_Excerpts from an interface dataset_.
=== Begin Enclosure ===

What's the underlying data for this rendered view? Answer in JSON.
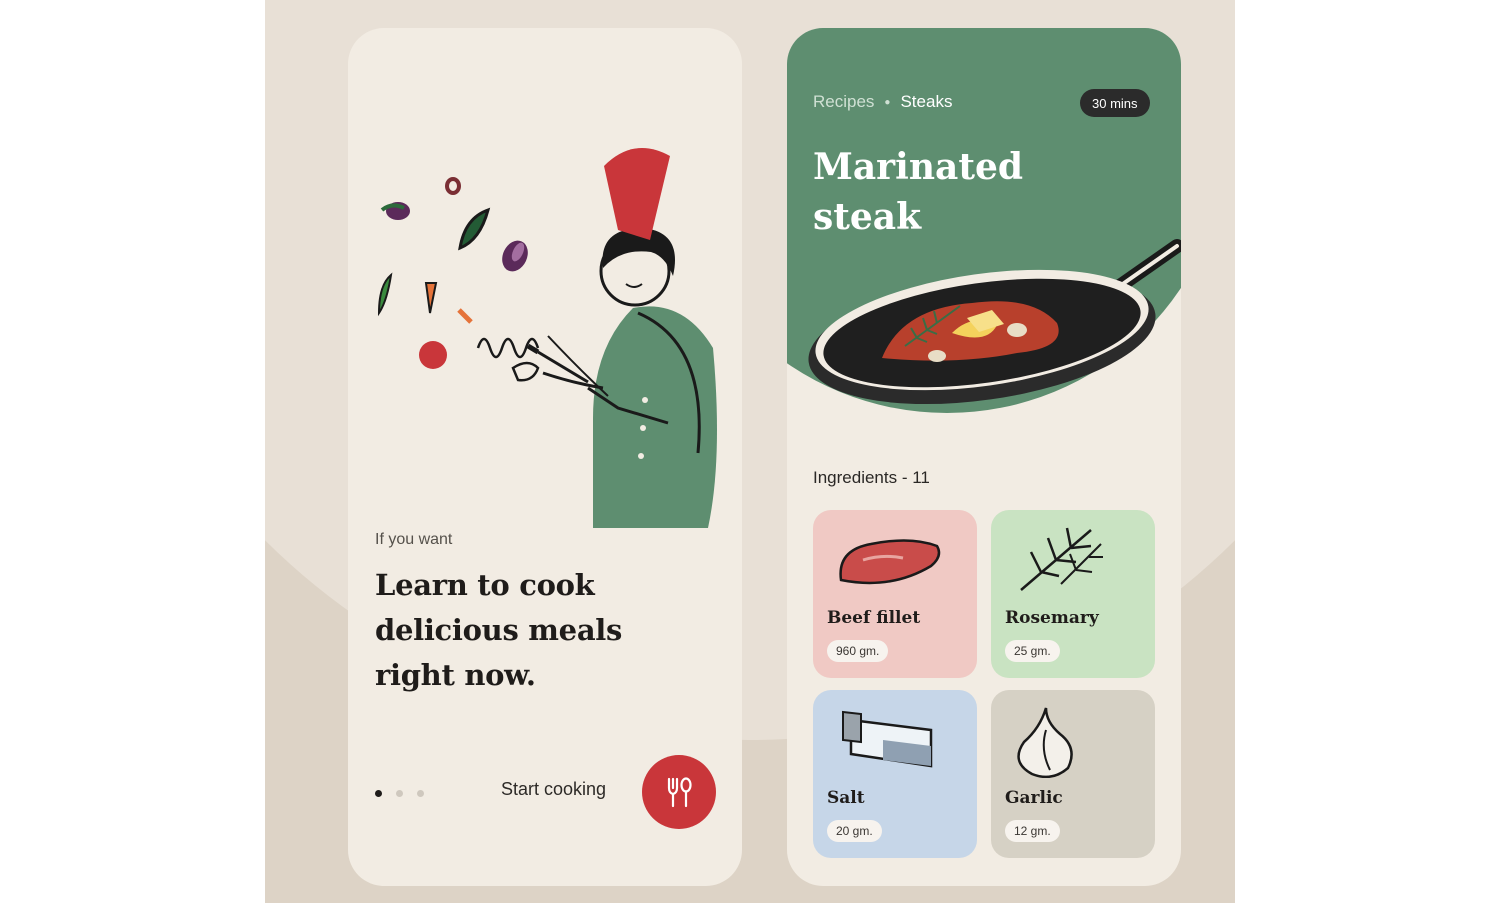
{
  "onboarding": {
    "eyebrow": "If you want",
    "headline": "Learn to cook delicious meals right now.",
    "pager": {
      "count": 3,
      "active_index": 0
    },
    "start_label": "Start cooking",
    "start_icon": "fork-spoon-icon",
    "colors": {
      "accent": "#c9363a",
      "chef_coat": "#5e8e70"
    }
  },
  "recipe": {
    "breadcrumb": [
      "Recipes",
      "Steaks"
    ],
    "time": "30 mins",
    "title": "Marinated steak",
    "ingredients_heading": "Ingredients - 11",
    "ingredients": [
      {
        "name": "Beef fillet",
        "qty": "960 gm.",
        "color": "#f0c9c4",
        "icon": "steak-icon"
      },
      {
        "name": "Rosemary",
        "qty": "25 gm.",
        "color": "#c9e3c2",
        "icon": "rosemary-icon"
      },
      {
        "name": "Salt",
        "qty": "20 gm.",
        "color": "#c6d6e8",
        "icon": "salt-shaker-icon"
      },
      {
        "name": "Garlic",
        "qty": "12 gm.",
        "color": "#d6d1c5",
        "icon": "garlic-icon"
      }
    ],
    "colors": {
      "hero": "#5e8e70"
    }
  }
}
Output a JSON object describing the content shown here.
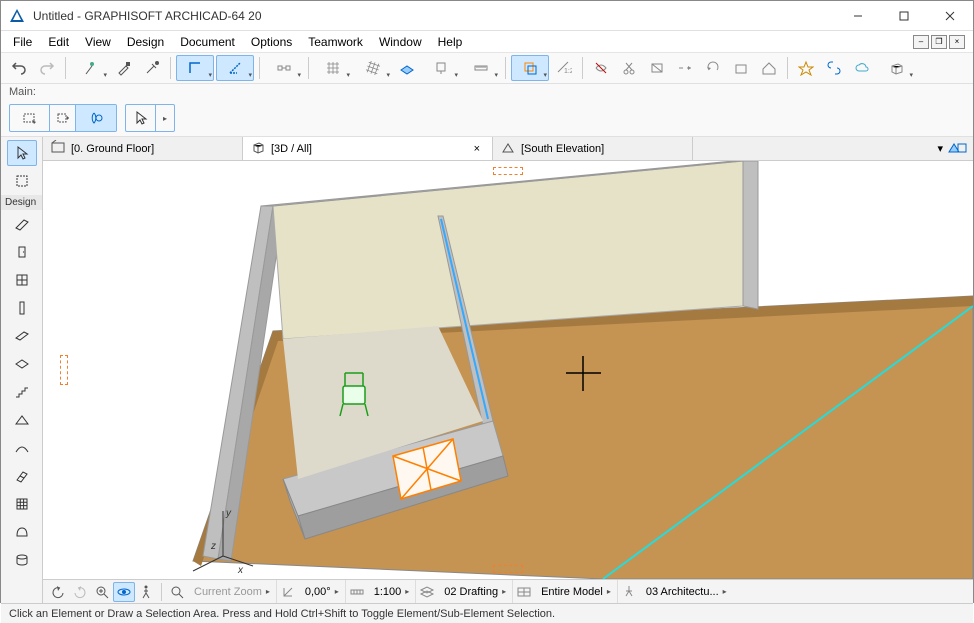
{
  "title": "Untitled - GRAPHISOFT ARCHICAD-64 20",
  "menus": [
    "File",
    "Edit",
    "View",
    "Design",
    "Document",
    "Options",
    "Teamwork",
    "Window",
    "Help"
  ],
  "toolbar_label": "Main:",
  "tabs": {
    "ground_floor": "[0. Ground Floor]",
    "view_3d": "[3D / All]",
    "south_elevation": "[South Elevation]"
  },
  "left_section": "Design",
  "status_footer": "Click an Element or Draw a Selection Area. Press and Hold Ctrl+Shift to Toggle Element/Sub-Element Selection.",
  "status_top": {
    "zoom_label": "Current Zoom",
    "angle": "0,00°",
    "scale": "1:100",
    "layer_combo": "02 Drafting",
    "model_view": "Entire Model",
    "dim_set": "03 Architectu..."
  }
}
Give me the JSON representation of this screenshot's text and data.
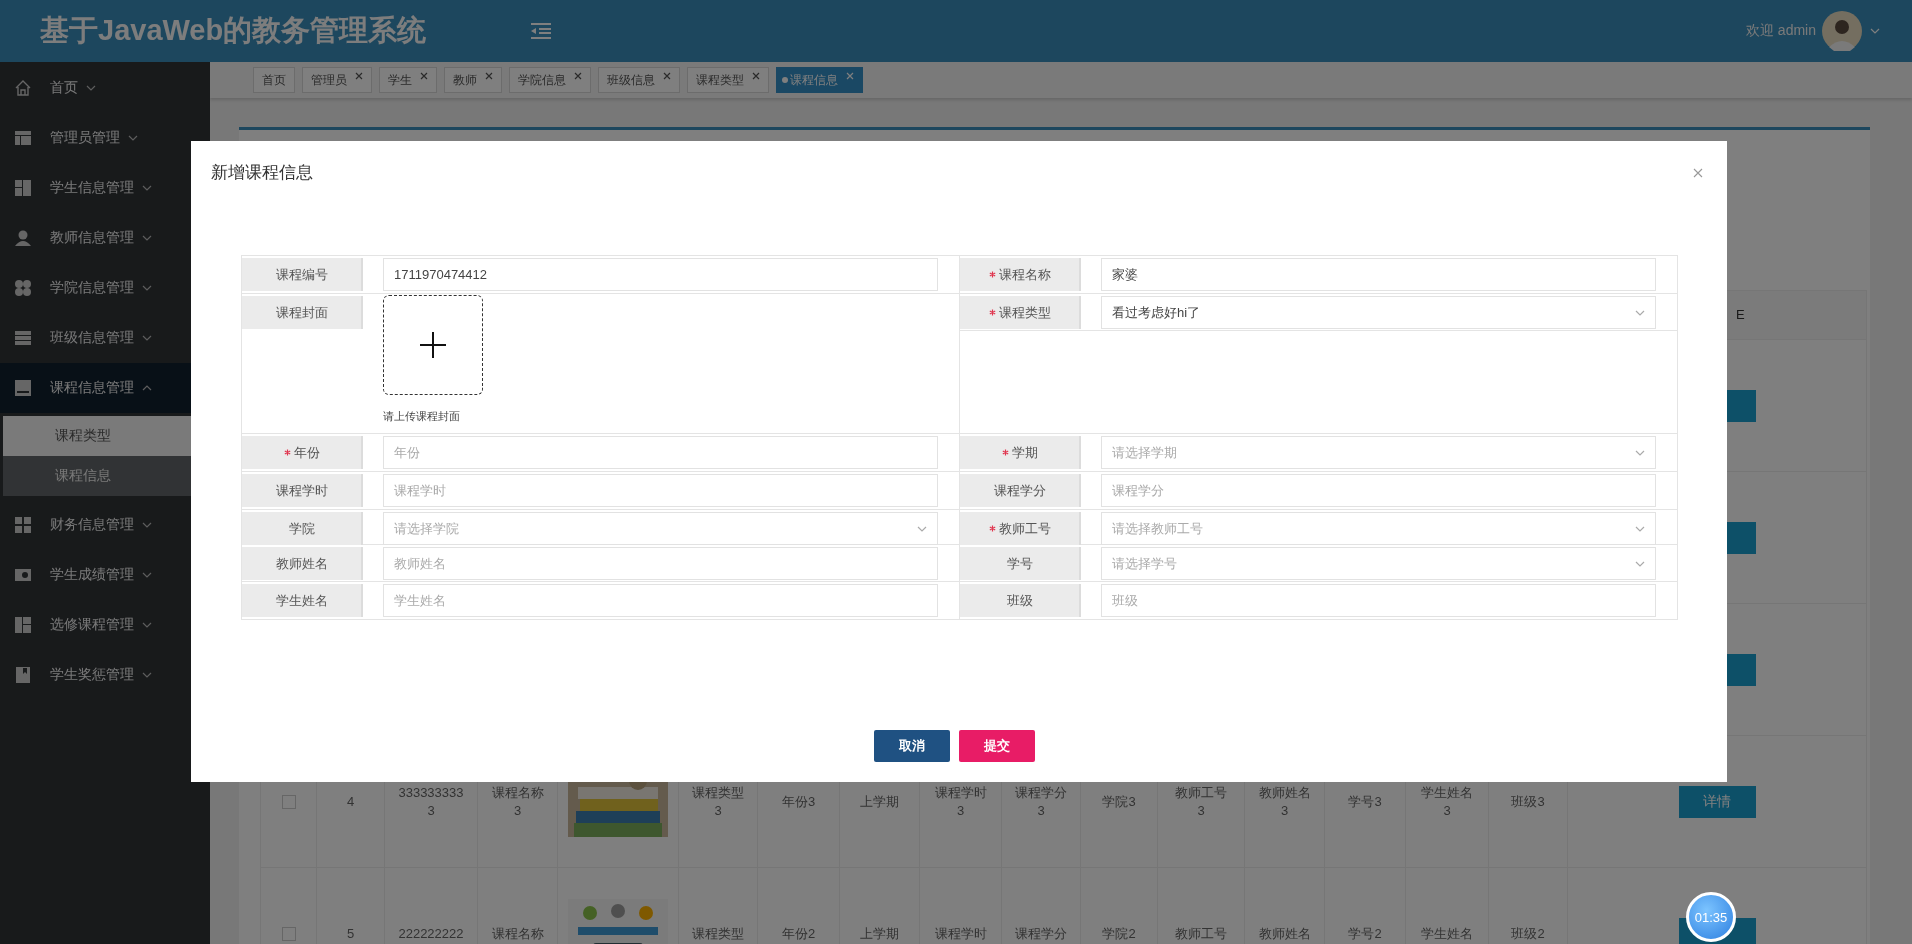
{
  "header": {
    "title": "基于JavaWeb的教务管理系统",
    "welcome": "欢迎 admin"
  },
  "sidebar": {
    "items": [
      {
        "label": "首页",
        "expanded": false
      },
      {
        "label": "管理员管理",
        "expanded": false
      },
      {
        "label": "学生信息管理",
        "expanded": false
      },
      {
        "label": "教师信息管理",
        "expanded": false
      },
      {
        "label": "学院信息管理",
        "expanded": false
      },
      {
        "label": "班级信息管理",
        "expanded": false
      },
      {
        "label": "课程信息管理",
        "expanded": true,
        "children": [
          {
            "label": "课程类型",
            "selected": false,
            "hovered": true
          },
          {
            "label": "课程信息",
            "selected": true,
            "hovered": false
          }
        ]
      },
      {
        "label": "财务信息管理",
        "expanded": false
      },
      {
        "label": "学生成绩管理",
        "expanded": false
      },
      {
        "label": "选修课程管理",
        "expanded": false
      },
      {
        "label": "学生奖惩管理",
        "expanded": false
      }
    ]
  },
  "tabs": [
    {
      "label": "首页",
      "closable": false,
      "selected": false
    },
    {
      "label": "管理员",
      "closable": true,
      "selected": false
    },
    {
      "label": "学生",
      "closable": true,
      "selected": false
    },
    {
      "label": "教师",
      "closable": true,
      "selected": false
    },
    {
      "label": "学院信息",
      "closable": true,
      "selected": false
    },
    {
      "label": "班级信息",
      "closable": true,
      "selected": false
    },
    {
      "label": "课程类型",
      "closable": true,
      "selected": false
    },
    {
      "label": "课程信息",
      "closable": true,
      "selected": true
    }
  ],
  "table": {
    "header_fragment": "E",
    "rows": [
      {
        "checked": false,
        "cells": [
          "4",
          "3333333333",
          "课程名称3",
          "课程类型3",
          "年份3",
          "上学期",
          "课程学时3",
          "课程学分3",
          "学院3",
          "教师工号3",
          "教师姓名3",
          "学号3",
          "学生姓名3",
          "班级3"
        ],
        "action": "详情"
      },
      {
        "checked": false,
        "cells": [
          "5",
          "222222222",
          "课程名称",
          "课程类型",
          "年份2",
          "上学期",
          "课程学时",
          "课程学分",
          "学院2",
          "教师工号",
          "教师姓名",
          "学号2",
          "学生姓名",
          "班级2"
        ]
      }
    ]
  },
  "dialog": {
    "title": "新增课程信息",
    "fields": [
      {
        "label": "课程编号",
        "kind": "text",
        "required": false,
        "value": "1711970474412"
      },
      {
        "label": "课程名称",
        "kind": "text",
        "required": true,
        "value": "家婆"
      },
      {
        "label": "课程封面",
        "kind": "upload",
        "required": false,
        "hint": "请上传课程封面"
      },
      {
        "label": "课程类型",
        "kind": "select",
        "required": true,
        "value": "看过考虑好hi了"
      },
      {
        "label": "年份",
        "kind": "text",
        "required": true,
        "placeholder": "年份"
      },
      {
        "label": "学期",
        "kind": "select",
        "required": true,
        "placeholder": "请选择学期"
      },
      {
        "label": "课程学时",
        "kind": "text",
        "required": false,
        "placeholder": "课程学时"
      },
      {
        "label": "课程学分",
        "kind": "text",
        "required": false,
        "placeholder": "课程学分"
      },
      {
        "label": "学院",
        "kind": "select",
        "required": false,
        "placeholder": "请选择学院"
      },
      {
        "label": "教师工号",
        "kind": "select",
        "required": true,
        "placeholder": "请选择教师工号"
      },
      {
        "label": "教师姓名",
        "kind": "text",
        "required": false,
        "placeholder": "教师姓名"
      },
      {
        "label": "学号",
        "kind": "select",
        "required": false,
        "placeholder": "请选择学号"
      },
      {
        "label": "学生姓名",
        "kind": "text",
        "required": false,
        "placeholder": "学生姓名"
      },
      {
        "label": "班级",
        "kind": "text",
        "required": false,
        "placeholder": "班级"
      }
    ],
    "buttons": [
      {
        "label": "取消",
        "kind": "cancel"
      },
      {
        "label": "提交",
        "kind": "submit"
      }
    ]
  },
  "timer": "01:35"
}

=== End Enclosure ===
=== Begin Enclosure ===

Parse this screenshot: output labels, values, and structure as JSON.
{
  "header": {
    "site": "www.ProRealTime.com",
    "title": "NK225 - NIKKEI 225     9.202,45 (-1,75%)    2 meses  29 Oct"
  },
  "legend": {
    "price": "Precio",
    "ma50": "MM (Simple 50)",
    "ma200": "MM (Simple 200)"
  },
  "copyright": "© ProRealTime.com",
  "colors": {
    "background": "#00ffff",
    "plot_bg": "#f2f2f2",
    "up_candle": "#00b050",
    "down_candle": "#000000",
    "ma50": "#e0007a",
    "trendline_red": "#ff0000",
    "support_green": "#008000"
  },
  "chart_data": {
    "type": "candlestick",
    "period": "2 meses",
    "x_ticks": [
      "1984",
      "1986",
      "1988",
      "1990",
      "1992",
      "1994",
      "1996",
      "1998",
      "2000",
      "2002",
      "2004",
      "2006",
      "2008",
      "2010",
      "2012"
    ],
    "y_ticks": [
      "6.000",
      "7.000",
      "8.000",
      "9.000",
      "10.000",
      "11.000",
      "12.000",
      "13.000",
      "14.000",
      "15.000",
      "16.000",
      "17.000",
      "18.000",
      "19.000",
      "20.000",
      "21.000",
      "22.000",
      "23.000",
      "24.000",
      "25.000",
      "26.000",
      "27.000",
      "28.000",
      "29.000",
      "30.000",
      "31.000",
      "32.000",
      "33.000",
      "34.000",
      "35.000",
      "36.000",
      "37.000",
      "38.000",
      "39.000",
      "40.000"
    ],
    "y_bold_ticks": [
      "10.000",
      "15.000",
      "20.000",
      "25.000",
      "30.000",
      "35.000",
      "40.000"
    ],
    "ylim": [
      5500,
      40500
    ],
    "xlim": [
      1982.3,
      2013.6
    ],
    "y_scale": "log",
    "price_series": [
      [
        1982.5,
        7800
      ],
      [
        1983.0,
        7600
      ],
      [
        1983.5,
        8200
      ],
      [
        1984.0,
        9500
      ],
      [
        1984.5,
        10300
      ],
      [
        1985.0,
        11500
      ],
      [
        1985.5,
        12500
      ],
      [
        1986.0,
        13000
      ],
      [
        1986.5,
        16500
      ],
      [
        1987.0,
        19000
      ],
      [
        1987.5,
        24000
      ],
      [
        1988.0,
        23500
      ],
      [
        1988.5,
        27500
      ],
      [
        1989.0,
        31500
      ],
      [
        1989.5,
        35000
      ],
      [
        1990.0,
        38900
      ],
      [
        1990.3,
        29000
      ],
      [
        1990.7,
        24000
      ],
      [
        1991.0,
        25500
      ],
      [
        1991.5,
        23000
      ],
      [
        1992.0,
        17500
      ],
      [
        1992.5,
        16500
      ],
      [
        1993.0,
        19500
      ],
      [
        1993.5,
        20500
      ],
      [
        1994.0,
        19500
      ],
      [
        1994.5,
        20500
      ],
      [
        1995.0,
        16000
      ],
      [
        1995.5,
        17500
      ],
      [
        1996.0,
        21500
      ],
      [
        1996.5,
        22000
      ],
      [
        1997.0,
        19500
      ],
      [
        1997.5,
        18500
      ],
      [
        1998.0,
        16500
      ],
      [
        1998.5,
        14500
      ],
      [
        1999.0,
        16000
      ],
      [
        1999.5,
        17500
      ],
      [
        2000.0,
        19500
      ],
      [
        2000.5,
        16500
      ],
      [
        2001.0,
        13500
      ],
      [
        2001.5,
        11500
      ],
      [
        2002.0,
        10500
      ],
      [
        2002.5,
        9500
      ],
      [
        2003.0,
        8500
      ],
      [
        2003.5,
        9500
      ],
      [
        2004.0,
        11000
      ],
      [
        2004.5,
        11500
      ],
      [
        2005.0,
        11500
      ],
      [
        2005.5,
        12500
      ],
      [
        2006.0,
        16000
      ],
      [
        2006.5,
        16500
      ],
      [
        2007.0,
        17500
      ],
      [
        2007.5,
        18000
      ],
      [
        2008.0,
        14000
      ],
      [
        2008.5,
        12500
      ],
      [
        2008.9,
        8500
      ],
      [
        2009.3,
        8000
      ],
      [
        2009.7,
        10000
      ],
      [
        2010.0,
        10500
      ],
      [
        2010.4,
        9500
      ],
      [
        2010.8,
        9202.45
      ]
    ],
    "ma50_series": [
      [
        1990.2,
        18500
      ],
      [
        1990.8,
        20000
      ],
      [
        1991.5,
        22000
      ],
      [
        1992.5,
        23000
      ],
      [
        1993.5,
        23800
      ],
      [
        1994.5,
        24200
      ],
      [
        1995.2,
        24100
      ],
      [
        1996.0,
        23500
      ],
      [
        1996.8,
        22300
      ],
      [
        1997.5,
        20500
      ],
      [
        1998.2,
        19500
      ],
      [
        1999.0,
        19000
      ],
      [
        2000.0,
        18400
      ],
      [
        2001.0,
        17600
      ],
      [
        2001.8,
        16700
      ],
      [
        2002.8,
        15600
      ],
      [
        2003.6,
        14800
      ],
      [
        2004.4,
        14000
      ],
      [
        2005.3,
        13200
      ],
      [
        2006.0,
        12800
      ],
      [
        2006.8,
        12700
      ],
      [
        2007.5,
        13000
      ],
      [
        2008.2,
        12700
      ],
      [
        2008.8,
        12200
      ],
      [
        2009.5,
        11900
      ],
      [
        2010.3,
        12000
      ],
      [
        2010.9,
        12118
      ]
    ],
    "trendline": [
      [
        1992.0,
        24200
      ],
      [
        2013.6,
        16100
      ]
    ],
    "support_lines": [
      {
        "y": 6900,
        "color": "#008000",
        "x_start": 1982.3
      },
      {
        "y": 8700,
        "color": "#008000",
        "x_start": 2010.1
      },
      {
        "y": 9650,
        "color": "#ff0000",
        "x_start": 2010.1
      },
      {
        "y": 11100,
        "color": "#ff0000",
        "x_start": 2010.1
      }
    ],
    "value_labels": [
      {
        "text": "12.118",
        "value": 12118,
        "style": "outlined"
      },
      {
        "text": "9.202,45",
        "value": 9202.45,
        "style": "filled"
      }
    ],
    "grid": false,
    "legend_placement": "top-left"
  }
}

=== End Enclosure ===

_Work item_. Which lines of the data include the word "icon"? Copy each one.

_Solution to the problem_.
    "start_icon": "fork-spoon-icon",
        "icon": "steak-icon"
        "icon": "rosemary-icon"
        "icon": "salt-shaker-icon"
        "icon": "garlic-icon"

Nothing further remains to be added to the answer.